__PROBLEM TO WORK ON__:
Leave out all pictures while repeating the records exactly and completely.

__INPUT FOR THIS TASK__:

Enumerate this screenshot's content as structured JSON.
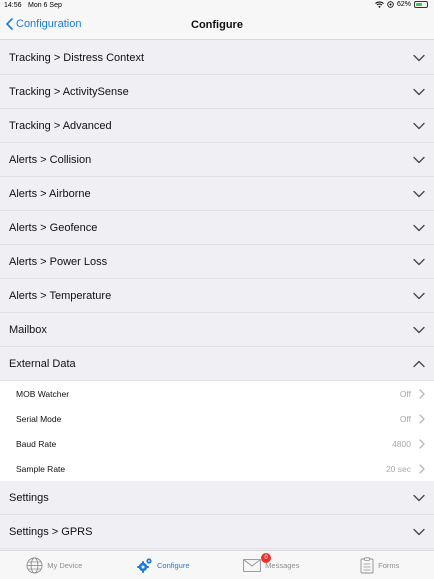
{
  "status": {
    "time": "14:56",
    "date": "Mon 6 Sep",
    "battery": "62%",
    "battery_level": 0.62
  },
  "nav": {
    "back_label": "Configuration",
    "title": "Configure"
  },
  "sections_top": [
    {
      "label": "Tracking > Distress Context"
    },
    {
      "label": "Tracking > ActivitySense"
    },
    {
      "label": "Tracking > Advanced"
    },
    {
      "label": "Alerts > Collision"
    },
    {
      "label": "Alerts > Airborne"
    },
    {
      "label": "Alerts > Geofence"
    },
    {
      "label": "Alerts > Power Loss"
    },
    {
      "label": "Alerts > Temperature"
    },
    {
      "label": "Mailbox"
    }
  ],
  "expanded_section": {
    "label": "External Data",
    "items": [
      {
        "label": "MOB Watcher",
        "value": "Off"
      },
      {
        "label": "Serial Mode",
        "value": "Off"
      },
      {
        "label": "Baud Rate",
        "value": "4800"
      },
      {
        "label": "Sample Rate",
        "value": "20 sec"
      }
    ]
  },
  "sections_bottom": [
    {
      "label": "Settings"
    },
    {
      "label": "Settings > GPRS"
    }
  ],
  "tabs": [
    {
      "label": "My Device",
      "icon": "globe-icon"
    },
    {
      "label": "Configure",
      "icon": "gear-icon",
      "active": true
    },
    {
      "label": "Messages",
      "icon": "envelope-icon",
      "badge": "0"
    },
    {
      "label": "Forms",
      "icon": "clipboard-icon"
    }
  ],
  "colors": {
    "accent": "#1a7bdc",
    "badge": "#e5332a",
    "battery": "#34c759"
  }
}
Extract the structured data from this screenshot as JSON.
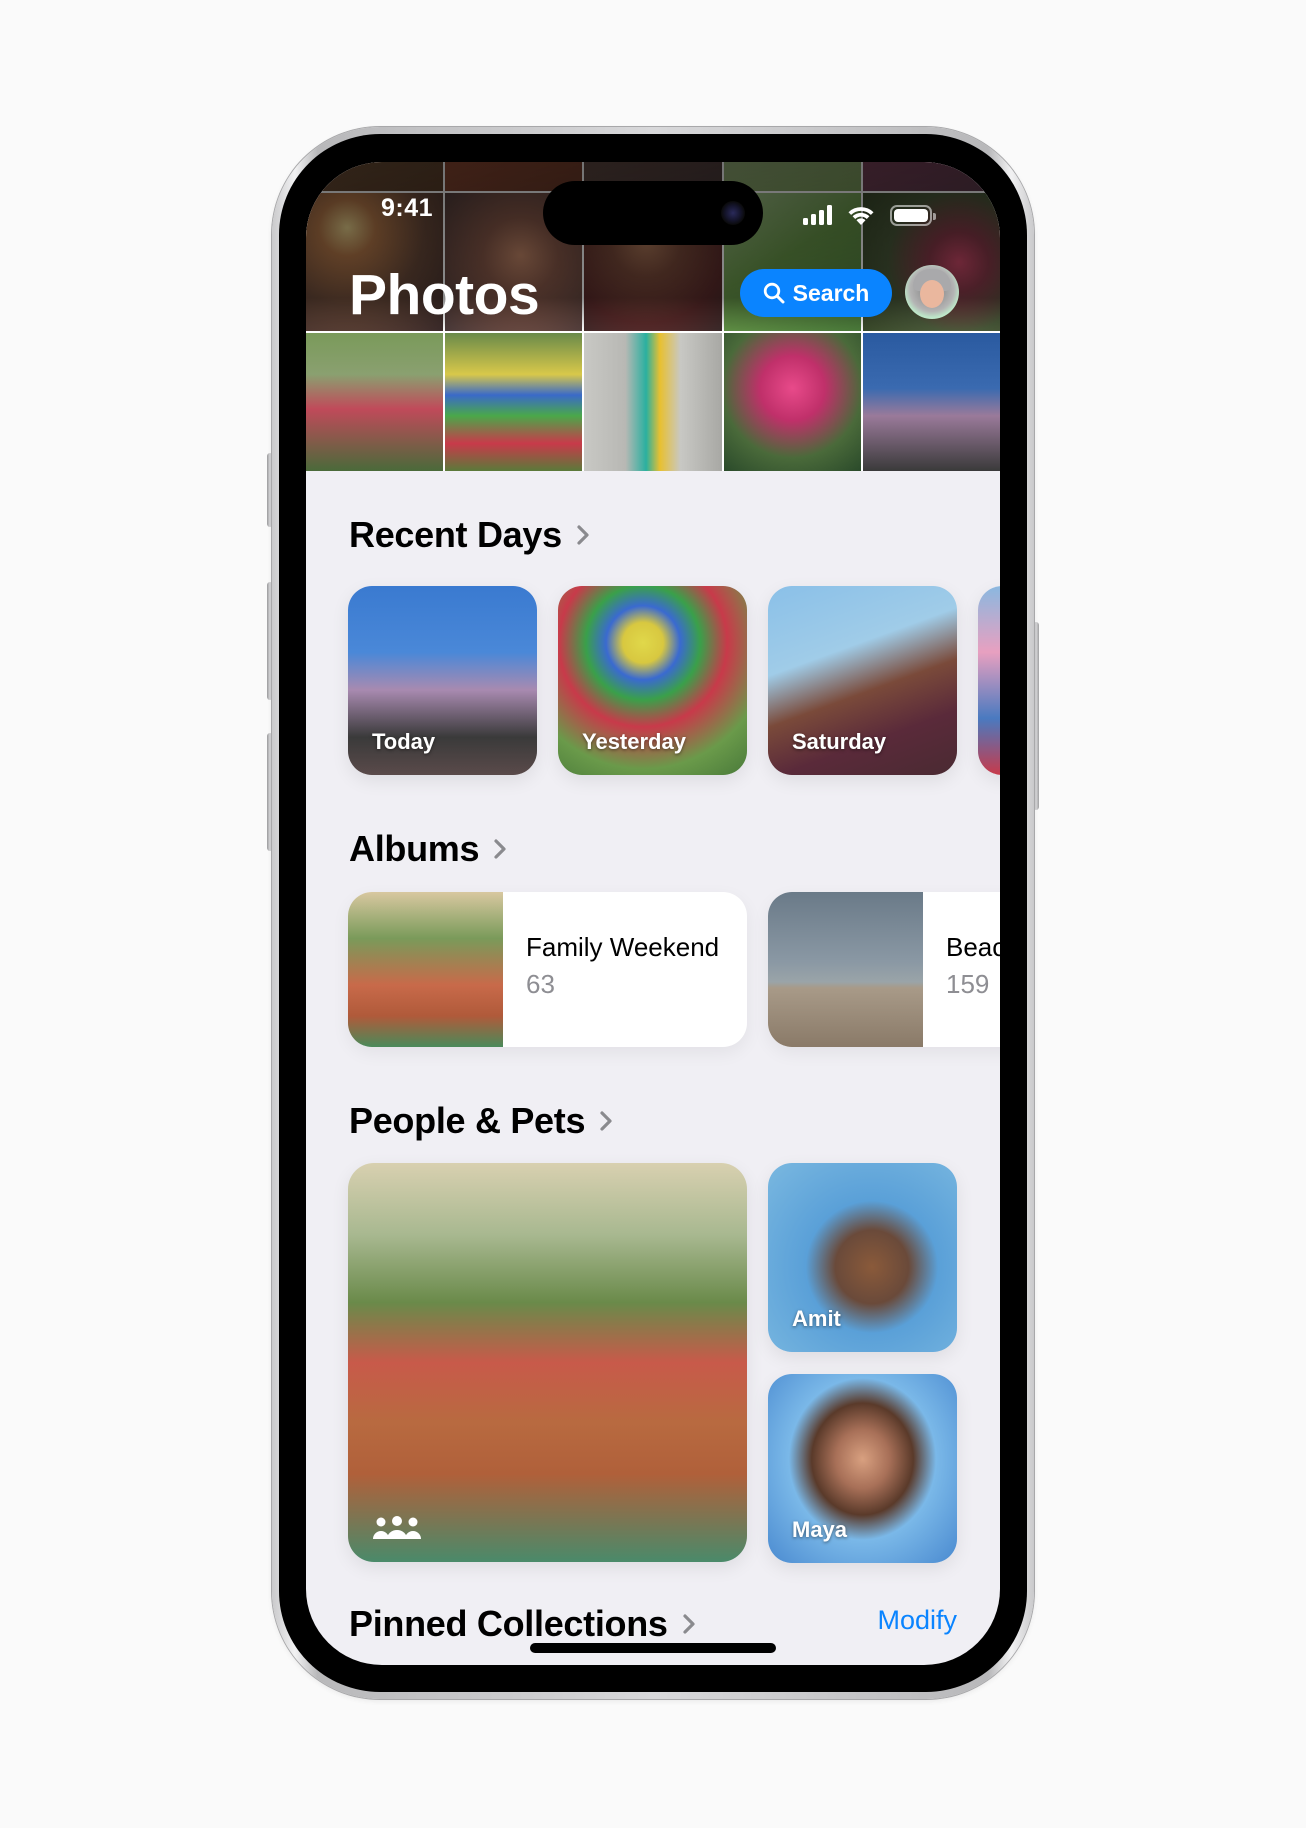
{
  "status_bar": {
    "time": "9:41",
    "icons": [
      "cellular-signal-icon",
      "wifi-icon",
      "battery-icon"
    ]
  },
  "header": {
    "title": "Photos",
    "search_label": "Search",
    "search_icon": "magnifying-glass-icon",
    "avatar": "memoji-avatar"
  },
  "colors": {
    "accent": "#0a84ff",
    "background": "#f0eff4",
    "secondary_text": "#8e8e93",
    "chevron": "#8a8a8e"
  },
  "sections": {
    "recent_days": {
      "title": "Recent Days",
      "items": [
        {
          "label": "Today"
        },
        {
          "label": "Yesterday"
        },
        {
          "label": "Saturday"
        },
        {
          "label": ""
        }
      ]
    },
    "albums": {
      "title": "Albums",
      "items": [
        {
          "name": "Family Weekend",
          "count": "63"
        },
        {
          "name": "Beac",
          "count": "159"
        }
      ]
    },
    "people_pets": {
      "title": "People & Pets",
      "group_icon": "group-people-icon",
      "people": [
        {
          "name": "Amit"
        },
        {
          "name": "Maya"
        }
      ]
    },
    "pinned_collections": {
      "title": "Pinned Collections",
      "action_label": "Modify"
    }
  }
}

__ANSWER FOR THIS EXERCISE__:
Enumerate this screenshot's content as structured JSON.
{
  "status": {
    "time": "14:56",
    "date": "Mon 6 Sep",
    "battery": "62%",
    "battery_level": 0.62
  },
  "nav": {
    "back_label": "Configuration",
    "title": "Configure"
  },
  "sections_top": [
    {
      "label": "Tracking > Distress Context"
    },
    {
      "label": "Tracking > ActivitySense"
    },
    {
      "label": "Tracking > Advanced"
    },
    {
      "label": "Alerts > Collision"
    },
    {
      "label": "Alerts > Airborne"
    },
    {
      "label": "Alerts > Geofence"
    },
    {
      "label": "Alerts > Power Loss"
    },
    {
      "label": "Alerts > Temperature"
    },
    {
      "label": "Mailbox"
    }
  ],
  "expanded_section": {
    "label": "External Data",
    "items": [
      {
        "label": "MOB Watcher",
        "value": "Off"
      },
      {
        "label": "Serial Mode",
        "value": "Off"
      },
      {
        "label": "Baud Rate",
        "value": "4800"
      },
      {
        "label": "Sample Rate",
        "value": "20 sec"
      }
    ]
  },
  "sections_bottom": [
    {
      "label": "Settings"
    },
    {
      "label": "Settings > GPRS"
    }
  ],
  "tabs": [
    {
      "label": "My Device",
      "icon": "globe-icon"
    },
    {
      "label": "Configure",
      "icon": "gear-icon",
      "active": true
    },
    {
      "label": "Messages",
      "icon": "envelope-icon",
      "badge": "0"
    },
    {
      "label": "Forms",
      "icon": "clipboard-icon"
    }
  ],
  "colors": {
    "accent": "#1a7bdc",
    "badge": "#e5332a",
    "battery": "#34c759"
  }
}
Extract the structured data from this screenshot as JSON.
{
  "status_bar": {
    "time": "9:41",
    "icons": [
      "cellular-signal-icon",
      "wifi-icon",
      "battery-icon"
    ]
  },
  "header": {
    "title": "Photos",
    "search_label": "Search",
    "search_icon": "magnifying-glass-icon",
    "avatar": "memoji-avatar"
  },
  "colors": {
    "accent": "#0a84ff",
    "background": "#f0eff4",
    "secondary_text": "#8e8e93",
    "chevron": "#8a8a8e"
  },
  "sections": {
    "recent_days": {
      "title": "Recent Days",
      "items": [
        {
          "label": "Today"
        },
        {
          "label": "Yesterday"
        },
        {
          "label": "Saturday"
        },
        {
          "label": ""
        }
      ]
    },
    "albums": {
      "title": "Albums",
      "items": [
        {
          "name": "Family Weekend",
          "count": "63"
        },
        {
          "name": "Beac",
          "count": "159"
        }
      ]
    },
    "people_pets": {
      "title": "People & Pets",
      "group_icon": "group-people-icon",
      "people": [
        {
          "name": "Amit"
        },
        {
          "name": "Maya"
        }
      ]
    },
    "pinned_collections": {
      "title": "Pinned Collections",
      "action_label": "Modify"
    }
  }
}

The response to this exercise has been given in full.